CAST: Fanny Ardant, Dominique Pinon, Audrey Dana, Michele Bernier, Zinedine Soualem, Boris Venture,
PRODUCER: Claude Lelouch
DIRECTOR: Claude Lelouch
SCRIPT: Claude Lelouch
CINEMATOGRAPHER: Gerard de Battista
EDITOR: Charlotte Lacoeur, Stephane Mazalaigue
MUSIC: Alex Jaffray
PRODUCTION DESIGN: Francois Chauvaud
RUNNING TIME: 103 minutes
AUSTRALIAN DISTRIBUTOR: Arkles Entertainment
AUSTRALIAN RELEASE: November 6, 2008
RIVERSIDE SCREEN PREMIERES
A program of premiere screenings of new movies prior to their commercial release
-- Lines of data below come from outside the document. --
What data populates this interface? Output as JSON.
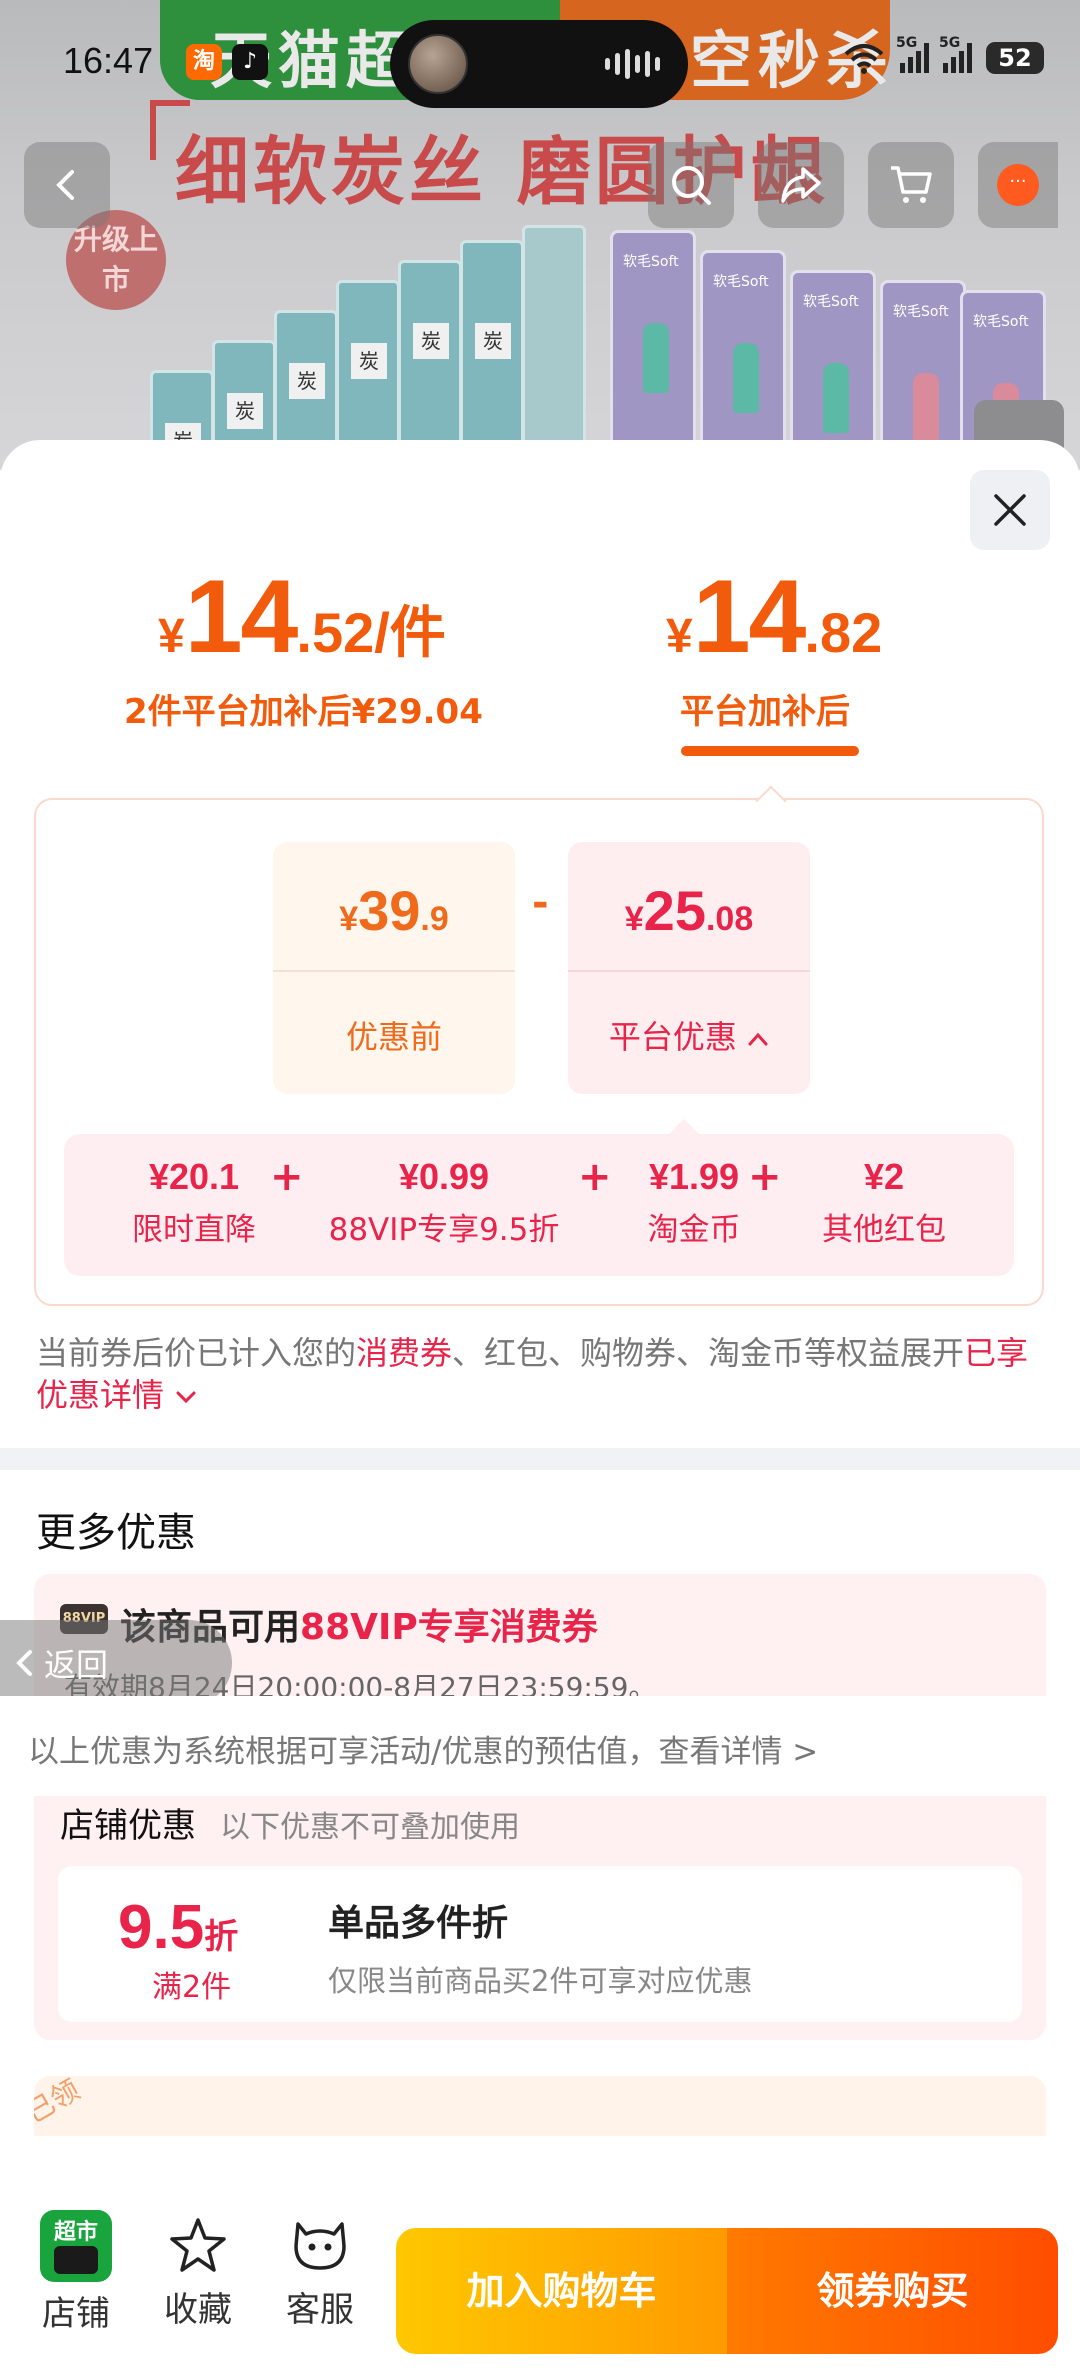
{
  "status_bar": {
    "time": "16:47",
    "battery": "52",
    "network_1": "5G",
    "network_2": "5G"
  },
  "background": {
    "banner_text": "天猫超",
    "banner_text_right": "空秒杀",
    "headline": "细软炭丝 磨圆护龈",
    "badge": "升级上市",
    "pack_label": "软毛Soft",
    "box_label": "炭"
  },
  "price_tabs": {
    "left": {
      "currency": "¥",
      "integer": "14",
      "decimal": ".52/件",
      "subtitle": "2件平台加补后¥29.04"
    },
    "right": {
      "currency": "¥",
      "integer": "14",
      "decimal": ".82",
      "subtitle": "平台加补后"
    }
  },
  "calculation": {
    "before": {
      "currency": "¥",
      "integer": "39",
      "decimal": ".9",
      "label": "优惠前"
    },
    "operator": "-",
    "platform": {
      "currency": "¥",
      "integer": "25",
      "decimal": ".08",
      "label": "平台优惠"
    },
    "breakdown": [
      {
        "value": "¥20.1",
        "label": "限时直降"
      },
      {
        "value": "¥0.99",
        "label": "88VIP专享9.5折"
      },
      {
        "value": "¥1.99",
        "label": "淘金币"
      },
      {
        "value": "¥2",
        "label": "其他红包"
      }
    ],
    "plus": "+"
  },
  "note": {
    "part1": "当前券后价已计入您的",
    "highlight1": "消费券",
    "part2": "、红包、购物券、淘金币等权益展开",
    "link": "已享优惠详情"
  },
  "more_offers": {
    "title": "更多优惠",
    "vip": {
      "badge": "88VIP",
      "title_prefix": "该商品可用",
      "title_highlight": "88VIP专享消费券",
      "validity": "有效期8月24日20:00:00-8月27日23:59:59。"
    },
    "shop": {
      "title": "店铺优惠",
      "subtitle": "以下优惠不可叠加使用",
      "discount_value": "9.5",
      "discount_unit": "折",
      "discount_condition": "满2件",
      "discount_name": "单品多件折",
      "discount_desc": "仅限当前商品买2件可享对应优惠"
    },
    "peek_tag": "已领"
  },
  "return_label": "返回",
  "disclaimer": "以上优惠为系统根据可享活动/优惠的预估值，查看详情 >",
  "bottom_bar": {
    "shop_logo_text": "超市",
    "shop_label": "店铺",
    "favorite_label": "收藏",
    "service_label": "客服",
    "add_cart": "加入购物车",
    "buy": "领券购买"
  },
  "colors": {
    "orange": "#f25a0c",
    "red": "#e8244a",
    "cart_gradient": "#ffc800",
    "buy_gradient": "#ff4d00"
  }
}
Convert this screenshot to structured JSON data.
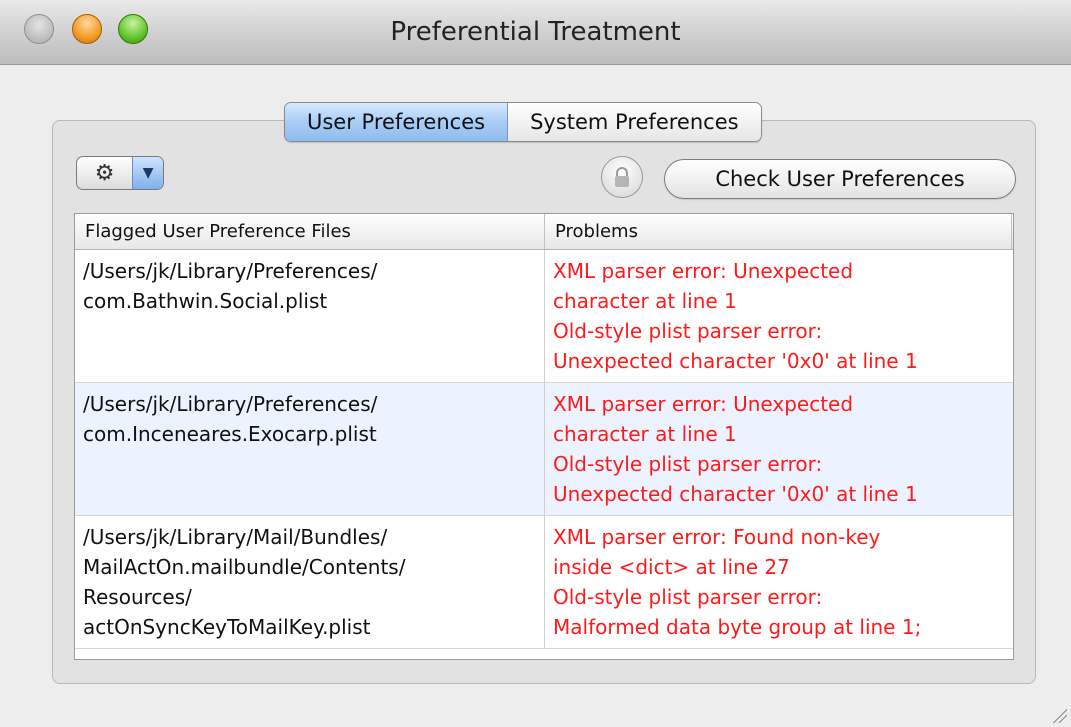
{
  "window": {
    "title": "Preferential Treatment"
  },
  "tabs": [
    {
      "label": "User Preferences",
      "selected": true
    },
    {
      "label": "System Preferences",
      "selected": false
    }
  ],
  "toolbar": {
    "gear_icon": "gear-icon",
    "menu_icon": "chevron-down-icon",
    "lock_icon": "lock-icon",
    "check_button_label": "Check User Preferences"
  },
  "table": {
    "headers": [
      "Flagged User Preference Files",
      "Problems"
    ],
    "rows": [
      {
        "file_lines": [
          "/Users/jk/Library/Preferences/",
          "com.Bathwin.Social.plist"
        ],
        "problem_lines": [
          "XML parser error: Unexpected",
          "character  at line 1",
          "Old-style plist parser error:",
          "Unexpected character '0x0' at line 1"
        ]
      },
      {
        "file_lines": [
          "/Users/jk/Library/Preferences/",
          "com.Inceneares.Exocarp.plist"
        ],
        "problem_lines": [
          "XML parser error: Unexpected",
          "character  at line 1",
          "Old-style plist parser error:",
          "Unexpected character '0x0' at line 1"
        ]
      },
      {
        "file_lines": [
          "/Users/jk/Library/Mail/Bundles/",
          "MailActOn.mailbundle/Contents/",
          "Resources/",
          "actOnSyncKeyToMailKey.plist"
        ],
        "problem_lines": [
          "XML parser error: Found non-key",
          "inside <dict> at line 27",
          "Old-style plist parser error:",
          "Malformed data byte group at line 1;"
        ]
      }
    ]
  },
  "colors": {
    "error_text": "#ff1a1a",
    "selected_tab": "#a9ccf6",
    "alt_row": "#edf3fe"
  }
}
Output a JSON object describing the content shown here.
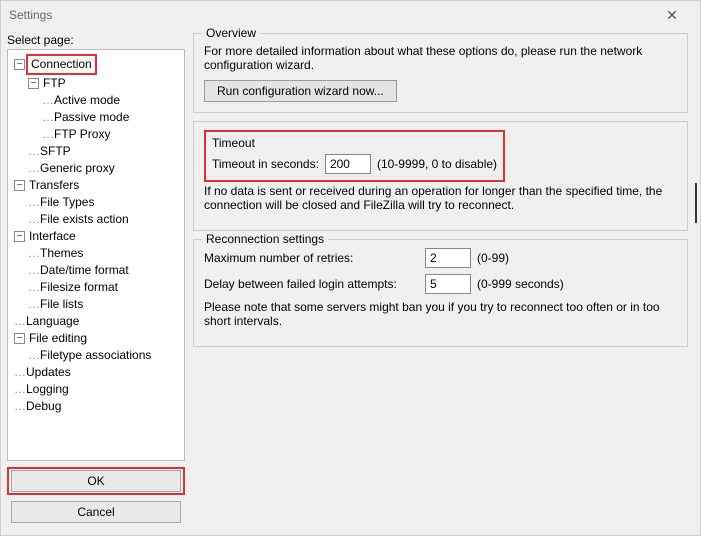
{
  "window": {
    "title": "Settings",
    "close_glyph": "✕"
  },
  "left": {
    "label": "Select page:",
    "ok": "OK",
    "cancel": "Cancel"
  },
  "tree": {
    "connection": "Connection",
    "ftp": "FTP",
    "active_mode": "Active mode",
    "passive_mode": "Passive mode",
    "ftp_proxy": "FTP Proxy",
    "sftp": "SFTP",
    "generic_proxy": "Generic proxy",
    "transfers": "Transfers",
    "file_types": "File Types",
    "file_exists": "File exists action",
    "interface": "Interface",
    "themes": "Themes",
    "datetime": "Date/time format",
    "filesize": "Filesize format",
    "filelists": "File lists",
    "language": "Language",
    "file_editing": "File editing",
    "filetype_assoc": "Filetype associations",
    "updates": "Updates",
    "logging": "Logging",
    "debug": "Debug"
  },
  "overview": {
    "title": "Overview",
    "text": "For more detailed information about what these options do, please run the network configuration wizard.",
    "button": "Run configuration wizard now..."
  },
  "timeout": {
    "title": "Timeout",
    "label": "Timeout in seconds:",
    "value": "200",
    "hint": "(10-9999, 0 to disable)",
    "note": "If no data is sent or received during an operation for longer than the specified time, the connection will be closed and FileZilla will try to reconnect."
  },
  "reconnect": {
    "title": "Reconnection settings",
    "retries_label": "Maximum number of retries:",
    "retries_value": "2",
    "retries_hint": "(0-99)",
    "delay_label": "Delay between failed login attempts:",
    "delay_value": "5",
    "delay_hint": "(0-999 seconds)",
    "note": "Please note that some servers might ban you if you try to reconnect too often or in too short intervals."
  }
}
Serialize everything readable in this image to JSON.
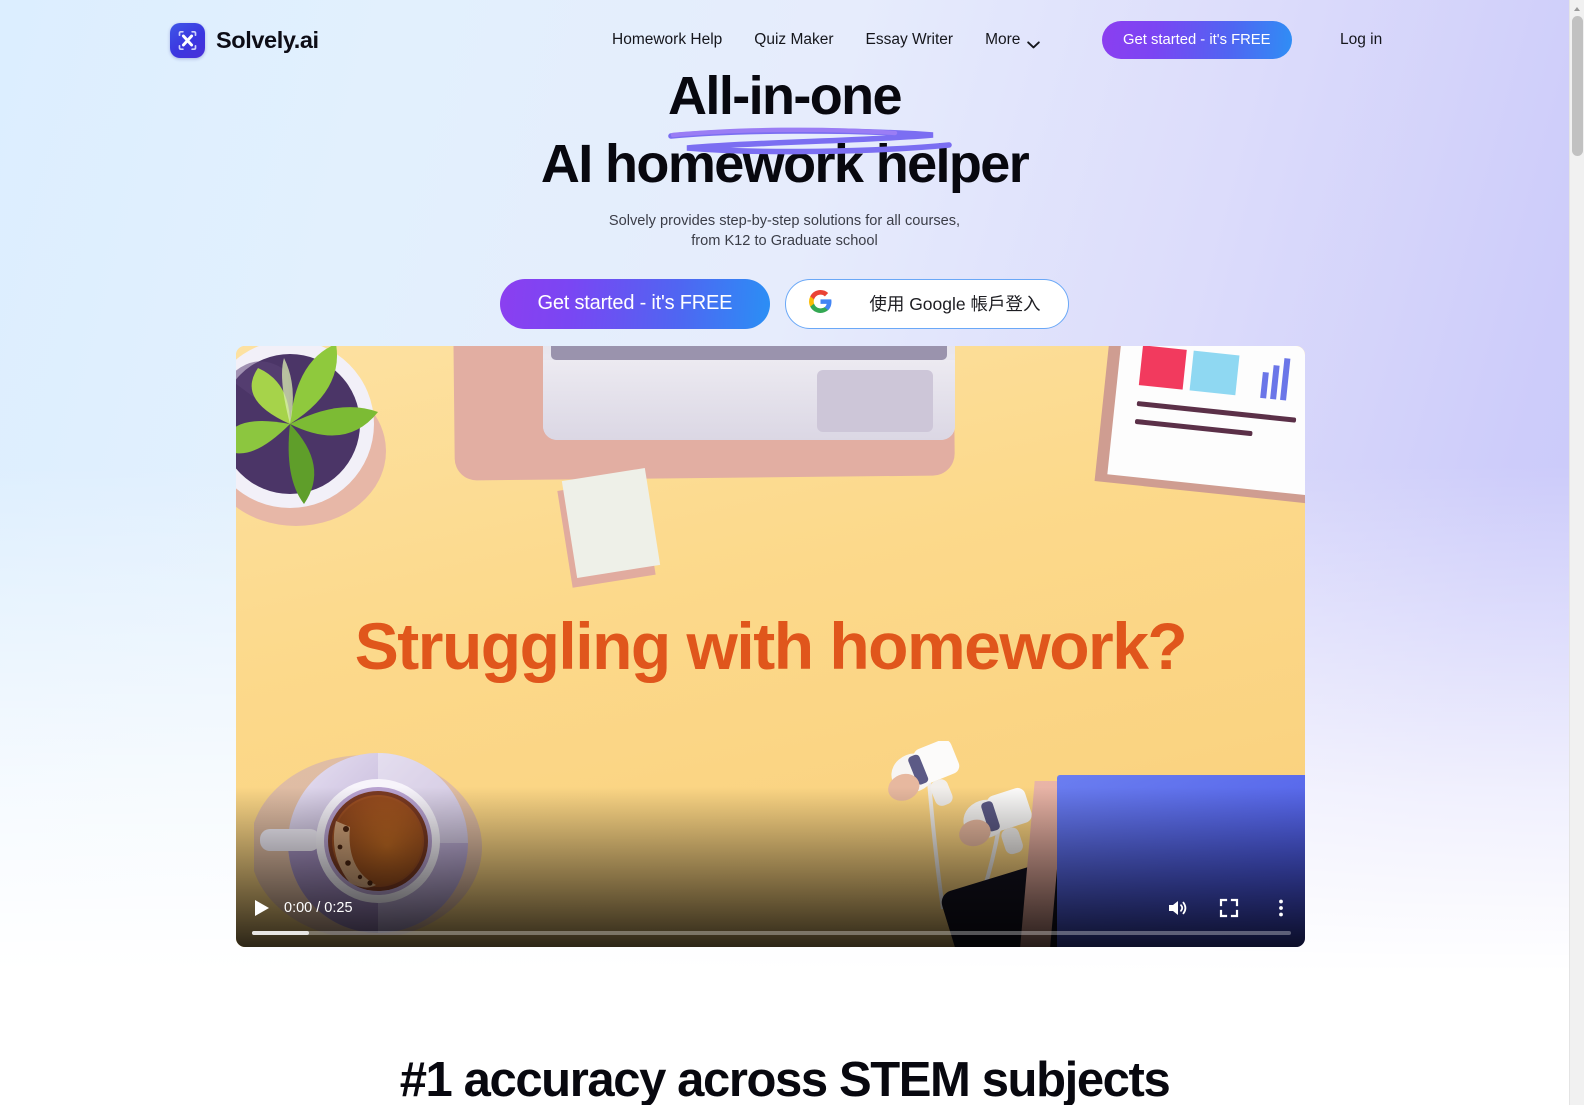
{
  "brand": {
    "name": "Solvely.ai",
    "logo_icon": "scan-x-logo-icon",
    "logo_color": "#3b36e0"
  },
  "header": {
    "nav_items": [
      {
        "label": "Homework Help"
      },
      {
        "label": "Quiz Maker"
      },
      {
        "label": "Essay Writer"
      }
    ],
    "more_label": "More",
    "more_icon": "chevron-down-icon",
    "cta_label": "Get started - it's FREE",
    "cta_gradient_from": "#8b3ff0",
    "cta_gradient_to": "#2f8ef5",
    "login_label": "Log in"
  },
  "hero": {
    "headline_line1": "All-in-one",
    "headline_line2": "AI homework helper",
    "underline_color": "#6b63f0",
    "subtitle_line1": "Solvely provides step-by-step solutions for all courses,",
    "subtitle_line2": "from K12 to Graduate school",
    "cta_primary_label": "Get started - it's FREE",
    "google_button_label": "使用 Google 帳戶登入",
    "google_icon": "google-g-icon"
  },
  "video": {
    "overlay_text": "Struggling with homework?",
    "overlay_text_color": "#e0561c",
    "background_color": "#fcd98b",
    "current_time": "0:00",
    "duration": "0:25",
    "time_display": "0:00 / 0:25",
    "progress_percent": 0,
    "loaded_percent": 5.5,
    "controls": {
      "play_icon": "play-icon",
      "volume_icon": "volume-on-icon",
      "fullscreen_icon": "fullscreen-icon",
      "more_options_icon": "kebab-menu-icon"
    },
    "scene_items": [
      {
        "name": "potted-plant"
      },
      {
        "name": "laptop"
      },
      {
        "name": "sticky-note"
      },
      {
        "name": "report-document"
      },
      {
        "name": "coffee-cup"
      },
      {
        "name": "earbuds"
      },
      {
        "name": "phone"
      },
      {
        "name": "book"
      }
    ]
  },
  "section": {
    "heading": "#1 accuracy across STEM subjects"
  },
  "scrollbar": {
    "up_arrow_icon": "scroll-up-arrow-icon"
  }
}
on 6 consecutive Tuesdays, starts February 17, 2015 at Riverside Theatre,
Curated & presented by Andrew L. Urban, discussion to
follow with special guests. Briefing notes provided.